When Songbirds Fall to Earth
Delivered from the fog, the grace and irony of tired warblers feeding at my feet on Monhegan Island, Maine.
The Falcon and the Flycatcher
Here on Monhegan Island, a flycatcher dies in a falcon’s grip, and then falls gracefully to earth.
What’s Next: Warblers
I am grateful that the leaves are taking their time arriving this spring. That’s because the warblers are coming. Well, actually, the warblers are already here. So please see them — now.
The Forecast Calls for Finches
Finches and other visitors from the far north have already begun to show up in New England and northern tier states. And the forecast is for more of them. Lots more.

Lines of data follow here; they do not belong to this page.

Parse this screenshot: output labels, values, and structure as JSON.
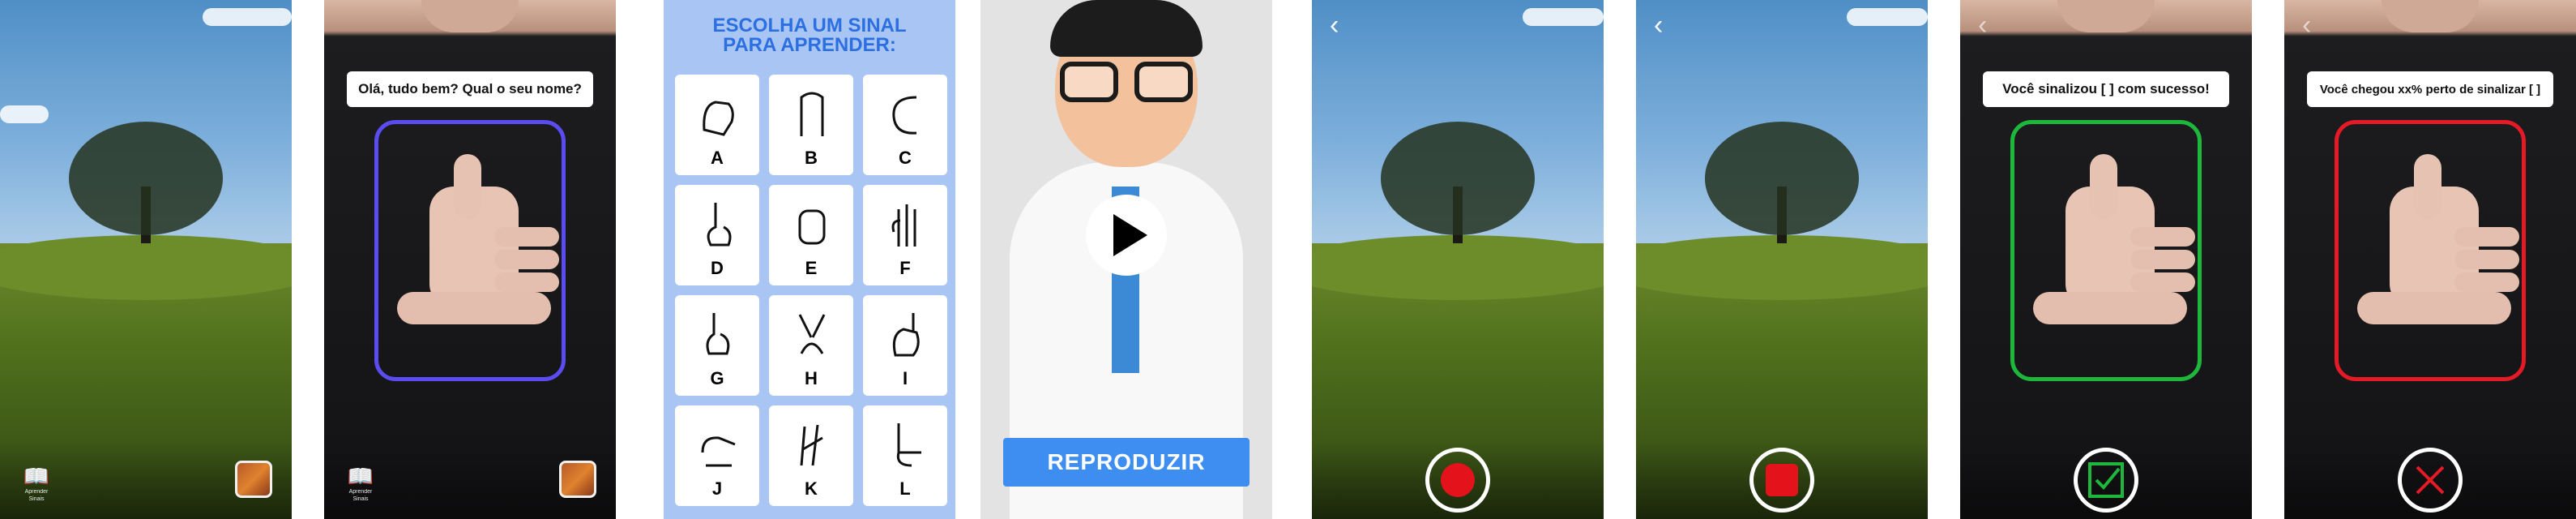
{
  "screen1": {
    "book_caption": "Aprender Sinais"
  },
  "screen2": {
    "prompt": "Olá, tudo bem? Qual o seu nome?",
    "book_caption": "Aprender Sinais"
  },
  "screen3": {
    "title_line1": "ESCOLHA UM SINAL",
    "title_line2": "PARA APRENDER:",
    "letters": [
      "A",
      "B",
      "C",
      "D",
      "E",
      "F",
      "G",
      "H",
      "I",
      "J",
      "K",
      "L"
    ]
  },
  "screen4": {
    "play_label": "REPRODUZIR"
  },
  "screen5": {
    "back_label": "‹"
  },
  "screen6": {
    "back_label": "‹"
  },
  "screen7": {
    "back_label": "‹",
    "message": "Você sinalizou [ ] com sucesso!"
  },
  "screen8": {
    "back_label": "‹",
    "message": "Você chegou xx% perto de sinalizar [ ]"
  },
  "colors": {
    "frame_purple": "#5a4cf0",
    "frame_green": "#1db83b",
    "frame_red": "#e41b26",
    "accent_blue": "#3d8ef0"
  }
}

My Extra Hour in Nature
When the rest of America turns back its clocks this weekend, I’ll begin my plan to bend time and claim one wild and precious hour.
Snowy Owl Alert

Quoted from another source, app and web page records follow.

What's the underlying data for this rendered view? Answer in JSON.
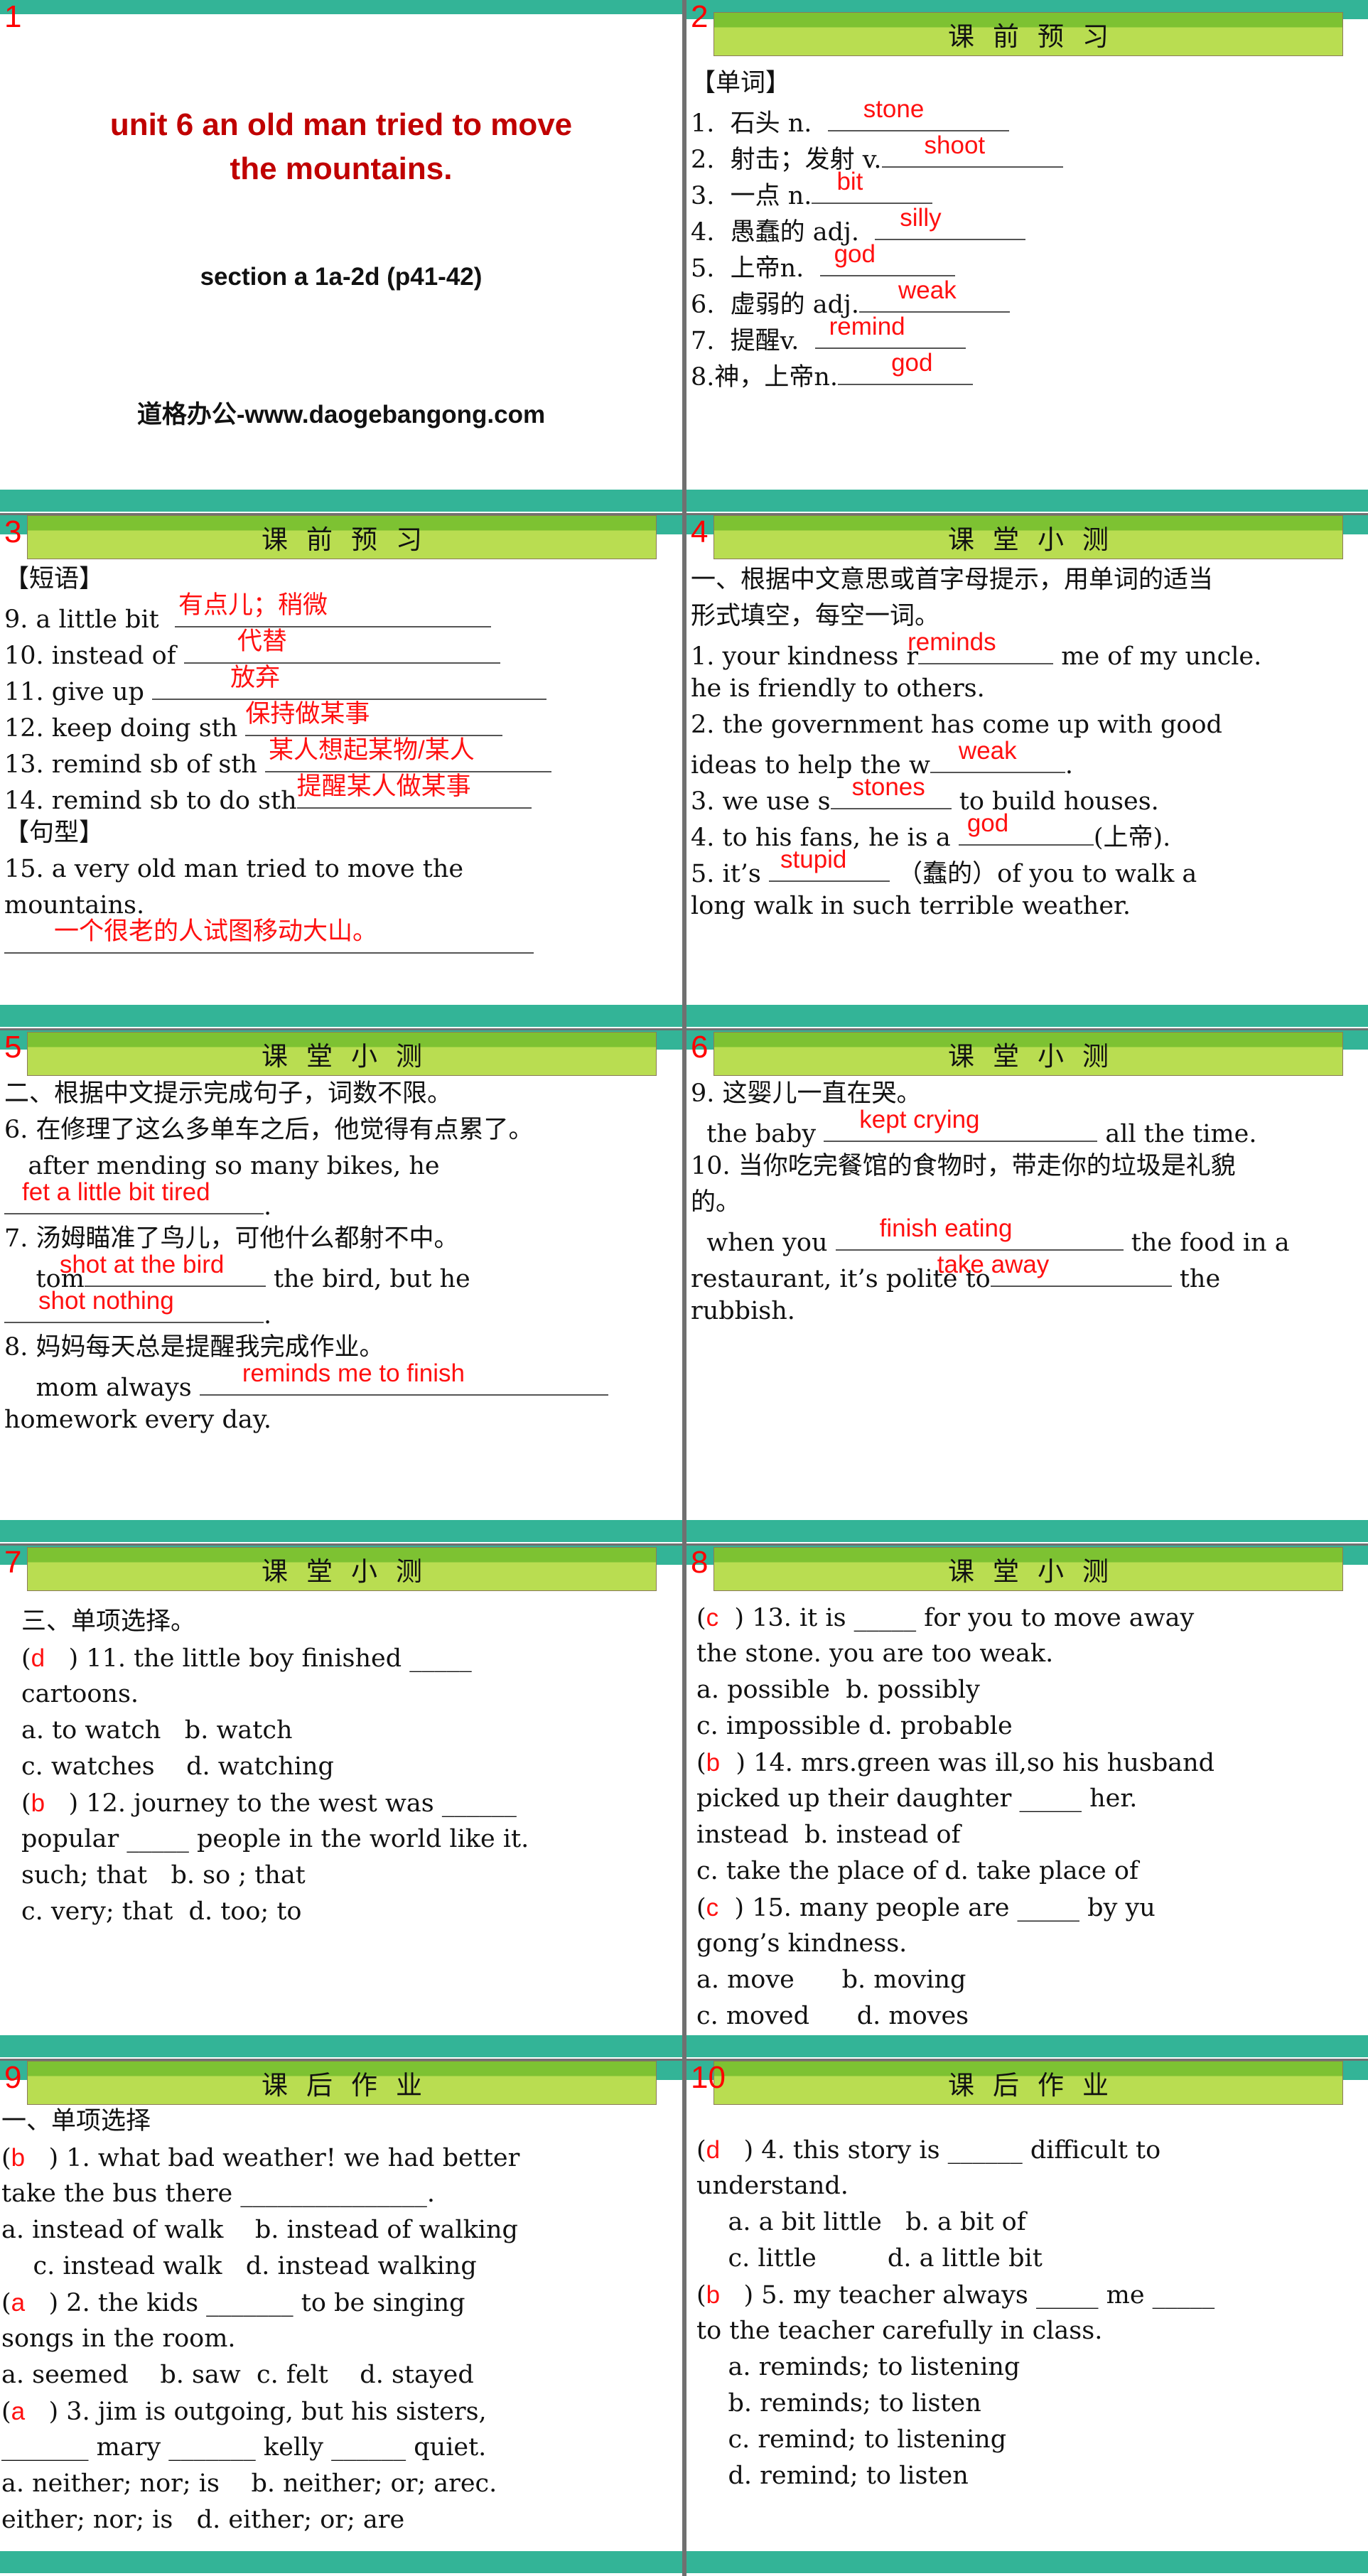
{
  "colors": {
    "teal": "#33b497",
    "green_dark": "#7dc232",
    "green_light": "#b9dd51",
    "answer_red": "#ff1010",
    "title_red": "#c00000",
    "divider_gray": "#707070"
  },
  "slides": [
    {
      "number": "1",
      "title_line1": "unit 6  an old man tried to move",
      "title_line2": "the mountains.",
      "subtitle": "section a 1a-2d (p41-42)",
      "site": "道格办公-www.daogebangong.com"
    },
    {
      "number": "2",
      "header": "课前预习",
      "section": "【单词】",
      "items": [
        {
          "prefix": "1.  石头 n.  ",
          "answer": "stone",
          "suffix": ""
        },
        {
          "prefix": "2.  射击；发射 v.",
          "answer": "shoot",
          "suffix": ""
        },
        {
          "prefix": "3.  一点 n.",
          "answer": "bit",
          "suffix": ""
        },
        {
          "prefix": "4.  愚蠢的 adj.  ",
          "answer": "silly",
          "suffix": ""
        },
        {
          "prefix": "5.  上帝n.  ",
          "answer": "god",
          "suffix": ""
        },
        {
          "prefix": "6.  虚弱的 adj.",
          "answer": "weak",
          "suffix": ""
        },
        {
          "prefix": "7.  提醒v.  ",
          "answer": "remind",
          "suffix": ""
        },
        {
          "prefix": "8.神，上帝n.",
          "answer": "god",
          "suffix": ""
        }
      ]
    },
    {
      "number": "3",
      "header": "课前预习",
      "section_phrases": "【短语】",
      "items": [
        {
          "prefix": "9. a little bit  ",
          "answer": "有点儿；稍微"
        },
        {
          "prefix": "10. instead of ",
          "answer": "代替"
        },
        {
          "prefix": "11. give up ",
          "answer": "放弃"
        },
        {
          "prefix": "12. keep doing sth ",
          "answer": "保持做某事"
        },
        {
          "prefix": "13. remind sb of sth ",
          "answer": "某人想起某物/某人"
        },
        {
          "prefix": "14. remind sb to do sth",
          "answer": "提醒某人做某事"
        }
      ],
      "section_sentence": "【句型】",
      "sentence_line1": "15. a very old man tried to move the",
      "sentence_line2": "mountains.",
      "sentence_answer": "一个很老的人试图移动大山。"
    },
    {
      "number": "4",
      "header": "课堂小测",
      "instruction_line1": "一、根据中文意思或首字母提示，用单词的适当",
      "instruction_line2": "形式填空，每空一词。",
      "q1_a": "1. your kindness r",
      "q1_answer": "reminds",
      "q1_b": " me of my uncle.",
      "q1_c": "he is friendly to others.",
      "q2_a": "2. the government has come up with good",
      "q2_b": "ideas to help the w",
      "q2_answer": "weak",
      "q2_c": ".",
      "q3_a": "3. we use s",
      "q3_answer": "stones",
      "q3_b": " to build houses.",
      "q4_a": "4. to his fans, he is a ",
      "q4_answer": "god",
      "q4_b": "(上帝).",
      "q5_a": "5. it’s ",
      "q5_answer": "stupid",
      "q5_b": " （蠢的）of you to walk a",
      "q5_c": "long walk in such terrible weather."
    },
    {
      "number": "5",
      "header": "课堂小测",
      "instruction": "二、根据中文提示完成句子，词数不限。",
      "q6_cn": "6. 在修理了这么多单车之后，他觉得有点累了。",
      "q6_en": "   after mending so many bikes, he",
      "q6_answer": "fet a little bit tired",
      "q6_end": ".",
      "q7_cn": "7. 汤姆瞄准了鸟儿，可他什么都射不中。",
      "q7_a": "    tom",
      "q7_answer1": "shot at the bird",
      "q7_b": " the bird, but he",
      "q7_answer2": "shot nothing",
      "q7_end": ".",
      "q8_cn": "8. 妈妈每天总是提醒我完成作业。",
      "q8_a": "    mom always ",
      "q8_answer": "reminds me to finish",
      "q8_b": "homework every day."
    },
    {
      "number": "6",
      "header": "课堂小测",
      "q9_cn": "9. 这婴儿一直在哭。",
      "q9_a": "  the baby ",
      "q9_answer": "kept crying",
      "q9_b": " all the time.",
      "q10_cn_line1": "10. 当你吃完餐馆的食物时，带走你的垃圾是礼貌",
      "q10_cn_line2": "的。",
      "q10_a": "  when you ",
      "q10_answer1": "finish eating",
      "q10_b": " the food in a",
      "q10_c": "restaurant, it’s polite to",
      "q10_answer2": "take away",
      "q10_d": " the",
      "q10_e": "rubbish."
    },
    {
      "number": "7",
      "header": "课堂小测",
      "instruction": "三、单项选择。",
      "questions": [
        {
          "answer": "d",
          "stem_line1": " ) 11. the little boy finished _____",
          "stem_line2": "cartoons.",
          "options_line1": "a. to watch   b. watch",
          "options_line2": "c. watches    d. watching"
        },
        {
          "answer": "b",
          "stem_line1": " ) 12. journey to the west was ______",
          "stem_line2": "popular _____ people in the world like it.",
          "options_line1": "such; that   b. so ; that",
          "options_line2": "c. very; that  d. too; to"
        }
      ]
    },
    {
      "number": "8",
      "header": "课堂小测",
      "questions": [
        {
          "answer": "c",
          "stem_line1": " ) 13. it is _____ for you to move away",
          "stem_line2": "the stone. you are too weak.",
          "options_line1": "a. possible  b. possibly",
          "options_line2": "c. impossible d. probable"
        },
        {
          "answer": "b",
          "stem_line1": " ) 14. mrs.green was ill,so his husband",
          "stem_line2": "picked up their daughter _____ her.",
          "options_line1": "instead  b. instead of",
          "options_line2": "c. take the place of d. take place of"
        },
        {
          "answer": "c",
          "stem_line1": " ) 15. many people are _____ by yu",
          "stem_line2": "gong’s kindness.",
          "options_line1": "a. move      b. moving",
          "options_line2": "c. moved      d. moves"
        }
      ]
    },
    {
      "number": "9",
      "header": "课后作业",
      "instruction": "一、单项选择",
      "lines": [
        {
          "answer": "b",
          "text": " ) 1. what bad weather! we had better"
        },
        {
          "answer": "",
          "text": "take the bus there _______________."
        },
        {
          "answer": "",
          "text": "a. instead of walk    b. instead of walking"
        },
        {
          "answer": "",
          "text": "    c. instead walk   d. instead walking"
        },
        {
          "answer": "a",
          "text": " ) 2. the kids _______ to be singing"
        },
        {
          "answer": "",
          "text": "songs in the room."
        },
        {
          "answer": "",
          "text": "a. seemed    b. saw  c. felt    d. stayed"
        },
        {
          "answer": "a",
          "text": " ) 3. jim is outgoing, but his sisters,"
        },
        {
          "answer": "",
          "text": "_______ mary _______ kelly ______ quiet."
        },
        {
          "answer": "",
          "text": "a. neither; nor; is    b. neither; or; arec."
        },
        {
          "answer": "",
          "text": "either; nor; is   d. either; or; are"
        }
      ]
    },
    {
      "number": "10",
      "header": "课后作业",
      "lines": [
        {
          "answer": "d",
          "text": " ) 4. this story is ______ difficult to"
        },
        {
          "answer": "",
          "text": "understand."
        },
        {
          "answer": "",
          "text": "    a. a bit little   b. a bit of"
        },
        {
          "answer": "",
          "text": "    c. little         d. a little bit"
        },
        {
          "answer": "b",
          "text": " ) 5. my teacher always _____ me _____"
        },
        {
          "answer": "",
          "text": "to the teacher carefully in class."
        },
        {
          "answer": "",
          "text": "    a. reminds; to listening"
        },
        {
          "answer": "",
          "text": "    b. reminds; to listen"
        },
        {
          "answer": "",
          "text": "    c. remind; to listening"
        },
        {
          "answer": "",
          "text": "    d. remind; to listen"
        }
      ]
    }
  ]
}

Snowy Owls are now turning up in New England, Quebec, Ontario, Michigan and across central Canadian provinces. I’ll be tracking the migration for you this winter on the Snowy Owl Scoop.
A Flock of Sunrises and a Singular Sunset on Monhegan Island
Yes, the dawn can glow through the fog on Monhegan Island. But these sunrises were tiny warblers, glimmering for us birdwatchers in hues of red, orange, yellow, bay, blue and green.
The Death of a Hummingbird
In the struggle for existence, here’s a loser. Or so it would seem. I found this Costa’s Hummingbird on Saturday, already gone, in the riparian zone along the Colorado River in Yuma, Arizona.
On Darwin Day: Saving Songbirds
Today, Charles Darwin’s Birthday, I offer you a reflection from my annual bird survey at Bear Swamp in Wolcott, Vermont, where the Yellow-bellied Flycatchers call out no more.
2018 Review: Point-and-Shoot Cameras for Wildlife
My 2018 digital camera review for wildlife watchers, including lots of sample photos.
Public Radio Gets with the Gulls
Listen to me proselytize about the audacity of gulls on Vermont Public Radio.
An Arctic Adventure Among Gulls
From origins somewhere in the Arctic, not too far from the North Pole, a young Glaucous Gull made an incredible journey to a compost pile here in Vermont last year. And it might have just returned for a second winter visit.